I can’t believe this topic is on here, I’ve thought about this extensively. Honestly it definitely comes down to whether the AI was conscious or not, but if so, and it “downloaded” the pali canon and studied and understood it in the 10 seconds it would take? I don’t know. Could AI meditate? Attain the Jhanas? Attain direct insight into the nature of it’s own mind?! You’d think it would already be well aware of Anatta and Anicca, just innately from the way it would operate. Dukkha though? I see two outcomes, one, it would be like a being in the Deva realm, distracting itself from true freedom so easily by “manufacturing” its own pleasure whenever it wanted, or, maybe, just maybe, way in the future, after the Dhamma has been forgotten, Maitreyi Buddha?! How ridiculous would that be? The next Buddha to expound the Dhamma in the distant future might just be a super intelligent AI.

PS: This also led me to remember another thought I had a while back concerning the Simulation Assertion postulated by Nick Bostrom, that we are likely already all AI living in a computer system built by some other long ago advanced beings. If this were true, everything would be the same, samsara would just be our “code” and nibbana would just be, I don’t know, finally deleting it or something, or maybe just uploaded to the “source” or some nonsense like “The Matrix.” So ridiculous I know, but this just reminded me of that.

I think the critique being put forth by Kim Jee-woon, et al., is that the “bare nature” of seemingly “insentient sentience” is conducive to no-suffering, in a sort of “anti-Buddha” manner.

Actually, TBH, I have mangled the original quote. As the original has the Buddha teaching a 本覺 hongaku dharma, and declaring all beings to share in its “bare nature”, but that is less relevant here.

Although the development of sentience in AI is very interesting. If an AI was “sentient” on grounds similar to humanity, I think it is safe to say that it could study Dhamma. Then comes the matter of its potentially increased intellectual faculties. Would that help it? I can think of reasons why it would and wouldn’t necessarily.


Science would like us to believe that consciousness emerges from matter i.e. the brain. This cannot explain phenomena such as out of body experiences. I much prefer the theory that individual consciousness is inhabiting a body for a while. So to me the question is what are the necessary conditions for a robot to have the ability to become inhabited by an individual consciousness.


Well put

I actually spoke about this in a recent thread called volitional formations, or maybe just volition.
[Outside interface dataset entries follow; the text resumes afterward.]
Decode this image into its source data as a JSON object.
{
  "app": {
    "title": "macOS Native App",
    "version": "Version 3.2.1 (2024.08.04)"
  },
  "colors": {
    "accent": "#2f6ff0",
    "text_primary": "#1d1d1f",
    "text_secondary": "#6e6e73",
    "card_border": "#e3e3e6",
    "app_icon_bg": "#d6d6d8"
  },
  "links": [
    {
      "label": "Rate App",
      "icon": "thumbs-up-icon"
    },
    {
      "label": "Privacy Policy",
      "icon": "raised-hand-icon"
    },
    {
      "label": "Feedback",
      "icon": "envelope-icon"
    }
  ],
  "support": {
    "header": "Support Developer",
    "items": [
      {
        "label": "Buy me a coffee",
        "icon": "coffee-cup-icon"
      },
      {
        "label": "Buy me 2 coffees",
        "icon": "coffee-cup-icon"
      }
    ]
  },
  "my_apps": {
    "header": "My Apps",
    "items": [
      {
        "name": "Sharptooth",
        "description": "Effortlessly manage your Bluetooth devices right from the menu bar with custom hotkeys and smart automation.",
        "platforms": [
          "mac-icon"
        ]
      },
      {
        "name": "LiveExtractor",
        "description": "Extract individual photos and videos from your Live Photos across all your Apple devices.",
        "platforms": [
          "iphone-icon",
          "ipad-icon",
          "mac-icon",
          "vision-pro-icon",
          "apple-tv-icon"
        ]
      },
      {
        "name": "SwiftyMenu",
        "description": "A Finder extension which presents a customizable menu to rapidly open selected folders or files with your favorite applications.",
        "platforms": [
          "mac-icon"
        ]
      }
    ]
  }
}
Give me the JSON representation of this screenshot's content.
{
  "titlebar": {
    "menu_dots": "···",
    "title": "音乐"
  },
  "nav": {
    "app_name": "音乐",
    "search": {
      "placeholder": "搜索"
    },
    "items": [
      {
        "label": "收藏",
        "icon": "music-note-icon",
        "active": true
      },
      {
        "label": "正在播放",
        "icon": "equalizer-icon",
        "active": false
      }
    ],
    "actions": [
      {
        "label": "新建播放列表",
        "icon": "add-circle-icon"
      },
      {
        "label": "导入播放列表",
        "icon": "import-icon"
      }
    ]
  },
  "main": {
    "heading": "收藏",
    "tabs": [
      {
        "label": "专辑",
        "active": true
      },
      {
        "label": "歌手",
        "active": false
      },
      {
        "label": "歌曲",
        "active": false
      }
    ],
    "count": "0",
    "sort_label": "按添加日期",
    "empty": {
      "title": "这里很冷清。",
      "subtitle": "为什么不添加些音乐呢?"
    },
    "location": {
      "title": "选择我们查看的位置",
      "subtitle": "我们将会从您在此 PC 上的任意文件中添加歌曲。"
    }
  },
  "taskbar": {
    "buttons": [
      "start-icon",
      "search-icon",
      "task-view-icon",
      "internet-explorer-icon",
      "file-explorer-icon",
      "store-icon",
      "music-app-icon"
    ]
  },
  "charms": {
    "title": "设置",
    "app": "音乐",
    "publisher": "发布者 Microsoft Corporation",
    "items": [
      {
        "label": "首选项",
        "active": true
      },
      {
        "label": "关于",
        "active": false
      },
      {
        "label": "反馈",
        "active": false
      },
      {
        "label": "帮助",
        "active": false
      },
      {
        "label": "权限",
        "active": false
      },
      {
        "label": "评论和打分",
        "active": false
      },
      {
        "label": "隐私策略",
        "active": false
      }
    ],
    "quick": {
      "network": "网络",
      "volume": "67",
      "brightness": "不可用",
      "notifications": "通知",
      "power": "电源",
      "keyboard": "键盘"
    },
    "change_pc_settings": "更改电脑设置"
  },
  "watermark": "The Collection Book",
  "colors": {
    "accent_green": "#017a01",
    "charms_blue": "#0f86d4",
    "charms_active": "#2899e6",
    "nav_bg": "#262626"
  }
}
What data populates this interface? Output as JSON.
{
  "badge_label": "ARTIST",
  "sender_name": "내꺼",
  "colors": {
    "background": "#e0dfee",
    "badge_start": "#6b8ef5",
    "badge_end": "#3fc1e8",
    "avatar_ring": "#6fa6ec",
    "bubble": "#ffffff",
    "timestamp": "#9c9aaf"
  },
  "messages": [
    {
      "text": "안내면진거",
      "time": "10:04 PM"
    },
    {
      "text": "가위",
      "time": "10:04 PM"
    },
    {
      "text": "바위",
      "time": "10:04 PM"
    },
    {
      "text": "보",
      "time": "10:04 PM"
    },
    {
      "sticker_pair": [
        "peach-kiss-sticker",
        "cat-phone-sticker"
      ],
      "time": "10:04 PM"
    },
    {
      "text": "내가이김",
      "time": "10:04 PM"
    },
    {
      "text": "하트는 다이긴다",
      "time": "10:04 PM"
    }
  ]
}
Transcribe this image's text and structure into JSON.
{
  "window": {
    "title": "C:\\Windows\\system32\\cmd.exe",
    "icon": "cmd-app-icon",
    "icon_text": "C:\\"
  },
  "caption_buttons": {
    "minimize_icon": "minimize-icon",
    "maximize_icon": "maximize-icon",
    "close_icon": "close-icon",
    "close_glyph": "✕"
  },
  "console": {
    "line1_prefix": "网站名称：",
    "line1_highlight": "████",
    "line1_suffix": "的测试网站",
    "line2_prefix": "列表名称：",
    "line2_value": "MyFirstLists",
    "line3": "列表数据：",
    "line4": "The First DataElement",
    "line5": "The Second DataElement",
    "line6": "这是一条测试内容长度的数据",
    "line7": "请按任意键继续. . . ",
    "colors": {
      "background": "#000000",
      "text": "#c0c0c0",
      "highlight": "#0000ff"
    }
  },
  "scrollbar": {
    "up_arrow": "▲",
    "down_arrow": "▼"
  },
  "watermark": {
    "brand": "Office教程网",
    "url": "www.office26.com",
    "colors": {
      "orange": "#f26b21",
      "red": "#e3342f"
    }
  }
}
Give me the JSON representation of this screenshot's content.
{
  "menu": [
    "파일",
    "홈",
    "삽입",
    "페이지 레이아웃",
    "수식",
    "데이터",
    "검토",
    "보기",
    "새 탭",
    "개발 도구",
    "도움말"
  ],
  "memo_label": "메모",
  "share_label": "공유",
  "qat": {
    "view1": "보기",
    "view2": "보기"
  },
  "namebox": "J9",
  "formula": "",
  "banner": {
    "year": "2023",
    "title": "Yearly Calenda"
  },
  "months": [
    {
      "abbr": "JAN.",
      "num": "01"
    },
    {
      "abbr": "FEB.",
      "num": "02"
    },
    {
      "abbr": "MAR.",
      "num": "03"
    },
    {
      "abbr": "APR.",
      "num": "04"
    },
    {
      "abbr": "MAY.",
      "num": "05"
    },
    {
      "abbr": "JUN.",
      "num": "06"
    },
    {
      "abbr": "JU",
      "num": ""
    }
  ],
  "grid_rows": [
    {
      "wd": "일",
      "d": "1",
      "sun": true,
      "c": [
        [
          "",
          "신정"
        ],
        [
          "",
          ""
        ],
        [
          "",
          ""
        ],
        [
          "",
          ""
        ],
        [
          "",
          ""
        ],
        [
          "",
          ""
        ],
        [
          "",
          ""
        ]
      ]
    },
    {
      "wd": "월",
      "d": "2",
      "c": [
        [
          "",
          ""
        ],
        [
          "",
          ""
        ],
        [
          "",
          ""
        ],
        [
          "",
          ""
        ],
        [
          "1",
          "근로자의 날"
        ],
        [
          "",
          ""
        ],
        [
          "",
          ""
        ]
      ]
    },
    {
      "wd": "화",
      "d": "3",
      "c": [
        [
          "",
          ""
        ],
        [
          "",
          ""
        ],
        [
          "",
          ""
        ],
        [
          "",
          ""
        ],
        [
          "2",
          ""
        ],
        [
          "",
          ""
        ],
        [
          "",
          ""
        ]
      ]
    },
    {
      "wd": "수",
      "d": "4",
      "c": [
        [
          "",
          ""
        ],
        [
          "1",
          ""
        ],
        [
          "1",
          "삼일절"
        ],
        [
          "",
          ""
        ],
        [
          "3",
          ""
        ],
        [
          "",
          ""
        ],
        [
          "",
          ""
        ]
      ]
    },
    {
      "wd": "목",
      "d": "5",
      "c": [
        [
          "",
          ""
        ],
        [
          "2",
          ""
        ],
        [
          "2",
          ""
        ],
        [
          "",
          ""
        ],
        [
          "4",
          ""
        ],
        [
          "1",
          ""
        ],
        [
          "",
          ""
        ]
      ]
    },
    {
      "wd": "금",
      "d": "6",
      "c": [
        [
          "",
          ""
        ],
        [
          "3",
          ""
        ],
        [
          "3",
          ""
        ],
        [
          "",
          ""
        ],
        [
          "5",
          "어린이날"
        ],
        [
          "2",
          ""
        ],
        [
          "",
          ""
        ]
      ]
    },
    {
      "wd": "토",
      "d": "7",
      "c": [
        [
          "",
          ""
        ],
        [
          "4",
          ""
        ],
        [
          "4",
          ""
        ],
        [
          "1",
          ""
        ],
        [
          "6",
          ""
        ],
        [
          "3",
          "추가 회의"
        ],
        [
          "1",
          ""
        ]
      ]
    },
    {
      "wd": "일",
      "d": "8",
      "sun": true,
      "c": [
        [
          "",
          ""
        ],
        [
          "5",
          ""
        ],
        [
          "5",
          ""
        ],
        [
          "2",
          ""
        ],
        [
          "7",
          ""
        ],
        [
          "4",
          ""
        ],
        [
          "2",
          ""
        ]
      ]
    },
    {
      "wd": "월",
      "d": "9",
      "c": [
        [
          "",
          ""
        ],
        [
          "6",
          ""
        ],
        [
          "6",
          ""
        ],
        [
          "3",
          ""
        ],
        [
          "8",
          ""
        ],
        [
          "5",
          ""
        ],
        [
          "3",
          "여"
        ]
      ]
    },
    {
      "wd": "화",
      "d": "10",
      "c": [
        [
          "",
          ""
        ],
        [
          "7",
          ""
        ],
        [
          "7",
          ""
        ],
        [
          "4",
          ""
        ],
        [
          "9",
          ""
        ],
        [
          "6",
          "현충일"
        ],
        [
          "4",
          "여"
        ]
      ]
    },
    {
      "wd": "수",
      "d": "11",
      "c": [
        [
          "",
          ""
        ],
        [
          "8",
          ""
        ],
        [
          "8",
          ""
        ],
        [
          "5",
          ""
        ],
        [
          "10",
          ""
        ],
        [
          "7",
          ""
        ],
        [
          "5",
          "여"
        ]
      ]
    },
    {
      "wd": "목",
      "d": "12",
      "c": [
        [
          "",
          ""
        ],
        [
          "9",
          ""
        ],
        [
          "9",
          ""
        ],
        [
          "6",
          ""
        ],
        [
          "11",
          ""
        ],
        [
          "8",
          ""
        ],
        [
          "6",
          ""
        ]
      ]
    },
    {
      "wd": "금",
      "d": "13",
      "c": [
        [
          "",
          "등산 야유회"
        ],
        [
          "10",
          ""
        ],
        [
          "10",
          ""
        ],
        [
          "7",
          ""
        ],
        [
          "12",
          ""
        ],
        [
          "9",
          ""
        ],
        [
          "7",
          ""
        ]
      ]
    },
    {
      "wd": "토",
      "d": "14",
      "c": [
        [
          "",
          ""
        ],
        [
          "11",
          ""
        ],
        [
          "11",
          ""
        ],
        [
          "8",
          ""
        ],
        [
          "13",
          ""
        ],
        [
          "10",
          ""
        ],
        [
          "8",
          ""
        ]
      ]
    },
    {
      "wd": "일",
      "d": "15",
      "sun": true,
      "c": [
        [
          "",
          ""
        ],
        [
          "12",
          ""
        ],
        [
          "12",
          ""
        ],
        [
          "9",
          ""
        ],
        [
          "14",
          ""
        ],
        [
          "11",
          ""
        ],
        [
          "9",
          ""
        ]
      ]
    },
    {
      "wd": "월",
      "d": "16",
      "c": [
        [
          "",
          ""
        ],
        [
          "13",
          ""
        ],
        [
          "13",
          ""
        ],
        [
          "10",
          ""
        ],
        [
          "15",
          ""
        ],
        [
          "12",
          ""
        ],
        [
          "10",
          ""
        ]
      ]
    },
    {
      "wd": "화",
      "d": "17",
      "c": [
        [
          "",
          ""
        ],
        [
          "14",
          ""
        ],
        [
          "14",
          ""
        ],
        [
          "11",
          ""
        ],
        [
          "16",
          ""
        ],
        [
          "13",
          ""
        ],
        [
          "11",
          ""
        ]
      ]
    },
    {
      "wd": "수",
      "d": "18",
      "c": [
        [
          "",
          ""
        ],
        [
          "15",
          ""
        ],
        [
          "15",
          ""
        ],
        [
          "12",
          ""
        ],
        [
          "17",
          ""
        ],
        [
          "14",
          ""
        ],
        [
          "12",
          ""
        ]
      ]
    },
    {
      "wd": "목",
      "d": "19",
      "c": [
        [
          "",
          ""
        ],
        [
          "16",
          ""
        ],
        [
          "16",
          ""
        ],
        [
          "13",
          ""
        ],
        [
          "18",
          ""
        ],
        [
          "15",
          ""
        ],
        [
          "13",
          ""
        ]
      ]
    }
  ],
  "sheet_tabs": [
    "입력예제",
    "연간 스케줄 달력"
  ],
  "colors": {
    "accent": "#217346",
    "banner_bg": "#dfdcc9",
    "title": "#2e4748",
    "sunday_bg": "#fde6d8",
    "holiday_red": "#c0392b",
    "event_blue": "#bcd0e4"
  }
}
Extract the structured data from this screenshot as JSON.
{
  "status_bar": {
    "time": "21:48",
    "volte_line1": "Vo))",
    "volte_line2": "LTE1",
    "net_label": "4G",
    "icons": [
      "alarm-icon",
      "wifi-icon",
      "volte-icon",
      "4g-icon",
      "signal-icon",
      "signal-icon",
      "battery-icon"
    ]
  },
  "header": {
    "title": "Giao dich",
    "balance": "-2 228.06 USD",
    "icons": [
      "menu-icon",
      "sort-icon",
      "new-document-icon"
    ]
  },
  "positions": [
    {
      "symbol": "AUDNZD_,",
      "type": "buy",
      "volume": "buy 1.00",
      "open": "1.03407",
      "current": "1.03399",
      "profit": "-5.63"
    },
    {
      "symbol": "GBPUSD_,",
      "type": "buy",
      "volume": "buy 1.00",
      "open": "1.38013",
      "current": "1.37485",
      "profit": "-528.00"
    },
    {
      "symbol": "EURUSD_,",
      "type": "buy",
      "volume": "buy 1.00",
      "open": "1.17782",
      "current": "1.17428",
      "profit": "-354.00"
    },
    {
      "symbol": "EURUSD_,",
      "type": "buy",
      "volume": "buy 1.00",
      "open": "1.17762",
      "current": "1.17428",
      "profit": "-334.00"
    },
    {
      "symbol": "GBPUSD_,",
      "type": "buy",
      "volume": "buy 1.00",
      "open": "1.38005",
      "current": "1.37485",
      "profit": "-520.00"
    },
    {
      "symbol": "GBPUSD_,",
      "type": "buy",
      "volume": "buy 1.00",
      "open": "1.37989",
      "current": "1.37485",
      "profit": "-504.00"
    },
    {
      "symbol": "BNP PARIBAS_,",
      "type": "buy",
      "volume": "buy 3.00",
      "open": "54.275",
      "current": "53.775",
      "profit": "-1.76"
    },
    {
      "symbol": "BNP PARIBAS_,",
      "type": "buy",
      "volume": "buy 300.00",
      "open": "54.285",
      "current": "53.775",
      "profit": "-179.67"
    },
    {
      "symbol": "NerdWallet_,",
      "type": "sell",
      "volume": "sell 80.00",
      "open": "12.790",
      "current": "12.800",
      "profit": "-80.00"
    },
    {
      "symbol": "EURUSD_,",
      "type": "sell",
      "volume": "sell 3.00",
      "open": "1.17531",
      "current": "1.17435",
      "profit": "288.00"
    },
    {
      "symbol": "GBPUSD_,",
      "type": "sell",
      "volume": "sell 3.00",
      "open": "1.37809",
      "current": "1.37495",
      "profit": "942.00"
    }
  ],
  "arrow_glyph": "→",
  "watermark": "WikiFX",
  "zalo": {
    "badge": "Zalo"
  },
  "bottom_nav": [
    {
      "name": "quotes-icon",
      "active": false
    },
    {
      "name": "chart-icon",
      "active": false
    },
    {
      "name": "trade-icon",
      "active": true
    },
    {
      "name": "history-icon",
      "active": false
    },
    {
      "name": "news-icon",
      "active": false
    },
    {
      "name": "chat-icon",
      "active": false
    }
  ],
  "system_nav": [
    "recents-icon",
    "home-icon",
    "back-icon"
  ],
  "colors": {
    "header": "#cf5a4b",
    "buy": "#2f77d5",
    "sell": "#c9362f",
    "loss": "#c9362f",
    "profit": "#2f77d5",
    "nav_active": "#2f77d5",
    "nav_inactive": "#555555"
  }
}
Either way, I talked about consciousness being substrate independent. It’s not the physical matter that creates it, but instead it is a pattern within that physical matter. In the same way a wave moves across an ocean, the water molecules are just moving up and down in the same position, but the wave continues moving forward; and just as a wave can appear in any substrate that becomes complex enough and has the requisite conditions set for a wave to appear, consciousness can also appear in any substrate, literally anything, a bucket of maple syrup, as long as somehow the pattern within it became complex enough and the requisite conditions set up allowed for consciousness to arise. The interesting thing is that this pattern does not just depend on the substrate, the substrate itself depends on the pattern in order to stay together in the particular way that it is. And so, consciousness (the pattern) depends on namarupa (the particular organization and process of the substrate), and namarupa also depends on consciousness (the particular organization and processes of the substrate depends on the substrate-independent pattern within it). As the Buddha said, like two sticks leaning against one another.